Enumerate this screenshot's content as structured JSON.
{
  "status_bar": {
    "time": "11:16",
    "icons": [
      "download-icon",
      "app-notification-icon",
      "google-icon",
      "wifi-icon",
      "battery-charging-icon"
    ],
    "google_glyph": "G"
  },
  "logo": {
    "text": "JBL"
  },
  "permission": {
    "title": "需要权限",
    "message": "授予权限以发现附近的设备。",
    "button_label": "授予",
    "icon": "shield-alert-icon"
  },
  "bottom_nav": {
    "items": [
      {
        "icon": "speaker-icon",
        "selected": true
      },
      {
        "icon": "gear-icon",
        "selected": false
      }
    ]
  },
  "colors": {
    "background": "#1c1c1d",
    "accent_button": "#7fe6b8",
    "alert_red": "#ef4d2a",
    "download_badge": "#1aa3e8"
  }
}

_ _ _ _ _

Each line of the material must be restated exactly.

RESPONSE BOX -
Enumerate this screenshot's content as structured JSON.
{
  "status_bar": {
    "time": "11:16",
    "icons": [
      "download-icon",
      "app-notification-icon",
      "google-icon",
      "wifi-icon",
      "battery-charging-icon"
    ],
    "google_glyph": "G"
  },
  "logo": {
    "text": "JBL"
  },
  "permission": {
    "title": "需要权限",
    "message": "授予权限以发现附近的设备。",
    "button_label": "授予",
    "icon": "shield-alert-icon"
  },
  "bottom_nav": {
    "items": [
      {
        "icon": "speaker-icon",
        "selected": true
      },
      {
        "icon": "gear-icon",
        "selected": false
      }
    ]
  },
  "colors": {
    "background": "#1c1c1d",
    "accent_button": "#7fe6b8",
    "alert_red": "#ef4d2a",
    "download_badge": "#1aa3e8"
  }
}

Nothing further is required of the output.